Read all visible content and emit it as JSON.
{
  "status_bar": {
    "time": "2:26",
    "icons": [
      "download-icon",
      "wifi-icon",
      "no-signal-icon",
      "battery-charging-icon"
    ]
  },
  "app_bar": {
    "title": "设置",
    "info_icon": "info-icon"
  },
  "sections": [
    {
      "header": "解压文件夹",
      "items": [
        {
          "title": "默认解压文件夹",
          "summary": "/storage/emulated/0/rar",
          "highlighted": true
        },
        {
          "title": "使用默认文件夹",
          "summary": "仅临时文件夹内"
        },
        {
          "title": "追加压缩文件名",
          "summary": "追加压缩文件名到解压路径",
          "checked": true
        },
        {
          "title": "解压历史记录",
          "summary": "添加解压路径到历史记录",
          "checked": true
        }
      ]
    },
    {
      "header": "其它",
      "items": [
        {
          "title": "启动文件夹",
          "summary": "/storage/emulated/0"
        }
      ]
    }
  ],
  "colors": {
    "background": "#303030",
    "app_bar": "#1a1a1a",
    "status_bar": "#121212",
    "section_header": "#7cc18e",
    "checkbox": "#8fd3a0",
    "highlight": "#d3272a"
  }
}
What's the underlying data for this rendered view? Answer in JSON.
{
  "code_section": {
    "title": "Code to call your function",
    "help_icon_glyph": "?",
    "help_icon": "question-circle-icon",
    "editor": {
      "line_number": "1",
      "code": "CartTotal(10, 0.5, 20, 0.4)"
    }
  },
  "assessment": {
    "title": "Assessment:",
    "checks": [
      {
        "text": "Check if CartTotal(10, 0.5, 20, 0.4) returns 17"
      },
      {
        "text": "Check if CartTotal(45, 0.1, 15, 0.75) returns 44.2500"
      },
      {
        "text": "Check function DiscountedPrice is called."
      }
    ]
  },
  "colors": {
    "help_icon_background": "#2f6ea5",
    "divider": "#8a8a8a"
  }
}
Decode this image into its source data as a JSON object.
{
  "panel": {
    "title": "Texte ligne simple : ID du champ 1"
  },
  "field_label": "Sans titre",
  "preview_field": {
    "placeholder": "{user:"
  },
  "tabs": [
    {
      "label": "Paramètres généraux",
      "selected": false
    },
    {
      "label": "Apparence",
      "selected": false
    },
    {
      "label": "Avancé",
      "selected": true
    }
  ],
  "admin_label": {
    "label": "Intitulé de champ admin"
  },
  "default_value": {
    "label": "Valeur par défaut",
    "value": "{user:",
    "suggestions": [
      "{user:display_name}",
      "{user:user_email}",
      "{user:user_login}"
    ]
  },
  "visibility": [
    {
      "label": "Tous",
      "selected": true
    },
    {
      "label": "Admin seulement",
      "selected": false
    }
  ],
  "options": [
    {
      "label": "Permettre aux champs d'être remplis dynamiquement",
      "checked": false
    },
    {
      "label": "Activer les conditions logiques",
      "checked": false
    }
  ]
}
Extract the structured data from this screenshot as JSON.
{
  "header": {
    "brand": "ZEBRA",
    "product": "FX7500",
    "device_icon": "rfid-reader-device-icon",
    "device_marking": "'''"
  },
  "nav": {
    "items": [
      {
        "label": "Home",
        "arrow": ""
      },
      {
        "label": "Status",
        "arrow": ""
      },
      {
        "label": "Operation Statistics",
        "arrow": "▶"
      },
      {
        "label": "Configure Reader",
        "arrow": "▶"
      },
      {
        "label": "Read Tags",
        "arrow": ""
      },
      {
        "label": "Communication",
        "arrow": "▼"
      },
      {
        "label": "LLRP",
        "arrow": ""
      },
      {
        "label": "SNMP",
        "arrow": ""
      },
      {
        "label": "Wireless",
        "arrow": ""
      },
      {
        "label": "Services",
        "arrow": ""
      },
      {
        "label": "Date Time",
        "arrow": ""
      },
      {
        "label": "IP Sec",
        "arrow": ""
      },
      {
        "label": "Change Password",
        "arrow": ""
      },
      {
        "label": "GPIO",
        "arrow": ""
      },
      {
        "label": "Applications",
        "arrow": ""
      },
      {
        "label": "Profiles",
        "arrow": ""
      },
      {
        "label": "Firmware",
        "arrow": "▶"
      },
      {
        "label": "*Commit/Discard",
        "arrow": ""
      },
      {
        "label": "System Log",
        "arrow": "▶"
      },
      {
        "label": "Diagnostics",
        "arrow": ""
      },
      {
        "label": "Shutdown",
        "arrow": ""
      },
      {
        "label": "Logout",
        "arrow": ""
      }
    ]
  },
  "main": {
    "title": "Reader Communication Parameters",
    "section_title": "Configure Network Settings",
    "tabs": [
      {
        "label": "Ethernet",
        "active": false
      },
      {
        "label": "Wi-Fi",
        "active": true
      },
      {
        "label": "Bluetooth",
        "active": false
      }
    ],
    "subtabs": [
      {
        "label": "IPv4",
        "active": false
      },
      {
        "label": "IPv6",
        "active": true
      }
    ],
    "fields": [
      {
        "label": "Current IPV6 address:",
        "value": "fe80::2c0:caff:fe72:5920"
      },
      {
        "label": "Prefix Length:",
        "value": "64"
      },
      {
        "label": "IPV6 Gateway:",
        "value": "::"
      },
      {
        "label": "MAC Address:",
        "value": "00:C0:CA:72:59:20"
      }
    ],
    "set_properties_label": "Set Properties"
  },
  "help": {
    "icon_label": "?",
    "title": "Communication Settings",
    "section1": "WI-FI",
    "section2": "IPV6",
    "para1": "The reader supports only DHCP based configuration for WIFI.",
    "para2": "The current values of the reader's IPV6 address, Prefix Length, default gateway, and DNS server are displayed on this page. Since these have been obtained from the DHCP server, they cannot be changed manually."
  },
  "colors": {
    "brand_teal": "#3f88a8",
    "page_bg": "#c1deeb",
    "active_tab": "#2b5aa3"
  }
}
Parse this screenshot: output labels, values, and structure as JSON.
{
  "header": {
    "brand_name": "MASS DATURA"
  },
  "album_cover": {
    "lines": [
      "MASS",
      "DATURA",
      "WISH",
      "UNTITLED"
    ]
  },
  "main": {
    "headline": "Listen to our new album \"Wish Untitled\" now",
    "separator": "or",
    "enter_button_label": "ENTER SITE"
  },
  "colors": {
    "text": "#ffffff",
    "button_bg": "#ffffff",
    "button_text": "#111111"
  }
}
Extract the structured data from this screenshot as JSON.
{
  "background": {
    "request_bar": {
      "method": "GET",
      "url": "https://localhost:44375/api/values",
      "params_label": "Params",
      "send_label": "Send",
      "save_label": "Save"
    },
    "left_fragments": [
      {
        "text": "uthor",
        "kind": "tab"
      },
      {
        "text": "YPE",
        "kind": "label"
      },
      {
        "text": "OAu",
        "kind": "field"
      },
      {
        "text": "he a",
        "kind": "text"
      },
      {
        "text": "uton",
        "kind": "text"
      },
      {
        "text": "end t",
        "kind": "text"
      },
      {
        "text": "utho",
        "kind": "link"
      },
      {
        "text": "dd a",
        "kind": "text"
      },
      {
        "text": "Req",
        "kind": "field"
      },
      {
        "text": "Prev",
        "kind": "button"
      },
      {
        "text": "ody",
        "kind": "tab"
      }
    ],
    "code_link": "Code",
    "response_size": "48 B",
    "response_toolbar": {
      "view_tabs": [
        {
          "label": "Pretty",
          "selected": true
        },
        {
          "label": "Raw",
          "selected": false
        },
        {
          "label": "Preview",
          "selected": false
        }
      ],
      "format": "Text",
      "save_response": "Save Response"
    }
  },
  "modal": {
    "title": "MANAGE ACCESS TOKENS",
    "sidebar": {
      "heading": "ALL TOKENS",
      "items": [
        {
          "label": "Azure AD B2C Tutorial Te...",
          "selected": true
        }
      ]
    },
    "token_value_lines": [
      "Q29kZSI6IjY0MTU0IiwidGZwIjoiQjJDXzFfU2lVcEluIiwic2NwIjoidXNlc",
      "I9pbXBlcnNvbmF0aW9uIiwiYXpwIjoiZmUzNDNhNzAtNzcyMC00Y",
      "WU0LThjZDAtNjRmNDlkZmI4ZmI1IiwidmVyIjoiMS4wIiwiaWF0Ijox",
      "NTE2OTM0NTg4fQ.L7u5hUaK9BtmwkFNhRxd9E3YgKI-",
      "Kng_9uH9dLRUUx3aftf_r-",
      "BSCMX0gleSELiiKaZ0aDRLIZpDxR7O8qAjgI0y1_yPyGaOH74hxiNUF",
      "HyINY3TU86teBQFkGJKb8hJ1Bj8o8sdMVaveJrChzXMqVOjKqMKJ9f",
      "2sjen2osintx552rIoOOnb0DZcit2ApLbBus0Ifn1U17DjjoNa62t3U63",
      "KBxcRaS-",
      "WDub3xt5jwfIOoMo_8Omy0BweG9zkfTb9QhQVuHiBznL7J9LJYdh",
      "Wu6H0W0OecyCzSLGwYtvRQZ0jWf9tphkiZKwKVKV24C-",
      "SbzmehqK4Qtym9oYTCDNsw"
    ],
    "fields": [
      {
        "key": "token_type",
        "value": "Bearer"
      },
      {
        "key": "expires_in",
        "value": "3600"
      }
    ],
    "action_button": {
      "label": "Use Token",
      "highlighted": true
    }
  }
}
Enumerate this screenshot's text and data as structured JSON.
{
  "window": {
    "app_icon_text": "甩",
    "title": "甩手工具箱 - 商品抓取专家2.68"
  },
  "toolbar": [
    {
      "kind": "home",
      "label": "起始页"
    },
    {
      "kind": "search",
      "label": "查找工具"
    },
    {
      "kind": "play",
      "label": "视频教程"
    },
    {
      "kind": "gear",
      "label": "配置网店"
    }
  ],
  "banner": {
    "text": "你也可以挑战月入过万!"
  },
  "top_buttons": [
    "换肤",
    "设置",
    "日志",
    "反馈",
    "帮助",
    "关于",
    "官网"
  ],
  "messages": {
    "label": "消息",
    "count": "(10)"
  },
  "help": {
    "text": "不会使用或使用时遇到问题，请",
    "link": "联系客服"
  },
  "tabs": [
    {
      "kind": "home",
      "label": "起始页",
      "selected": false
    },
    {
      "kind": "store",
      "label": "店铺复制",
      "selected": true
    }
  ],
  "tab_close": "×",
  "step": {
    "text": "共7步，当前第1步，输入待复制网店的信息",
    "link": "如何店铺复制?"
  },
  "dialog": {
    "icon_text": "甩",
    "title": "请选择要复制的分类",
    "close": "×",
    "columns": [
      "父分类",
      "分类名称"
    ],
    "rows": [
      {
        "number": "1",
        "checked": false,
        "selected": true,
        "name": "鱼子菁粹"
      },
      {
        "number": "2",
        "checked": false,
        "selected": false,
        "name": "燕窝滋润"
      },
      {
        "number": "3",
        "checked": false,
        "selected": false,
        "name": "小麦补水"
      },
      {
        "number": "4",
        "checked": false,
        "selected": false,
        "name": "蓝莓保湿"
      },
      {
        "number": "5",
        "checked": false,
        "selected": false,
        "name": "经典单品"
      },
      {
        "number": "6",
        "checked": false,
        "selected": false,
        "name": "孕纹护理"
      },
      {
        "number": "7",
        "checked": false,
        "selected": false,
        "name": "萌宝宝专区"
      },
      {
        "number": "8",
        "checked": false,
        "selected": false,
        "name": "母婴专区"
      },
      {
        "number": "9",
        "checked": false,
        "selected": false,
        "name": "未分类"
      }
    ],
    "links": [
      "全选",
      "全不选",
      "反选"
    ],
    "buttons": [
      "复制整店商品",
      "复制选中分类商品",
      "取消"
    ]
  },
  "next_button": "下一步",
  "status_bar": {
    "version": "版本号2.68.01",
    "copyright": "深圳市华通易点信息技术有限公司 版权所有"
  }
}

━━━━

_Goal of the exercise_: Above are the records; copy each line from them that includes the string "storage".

_Answer section_:
          "summary": "/storage/emulated/0/rar",
          "summary": "/storage/emulated/0"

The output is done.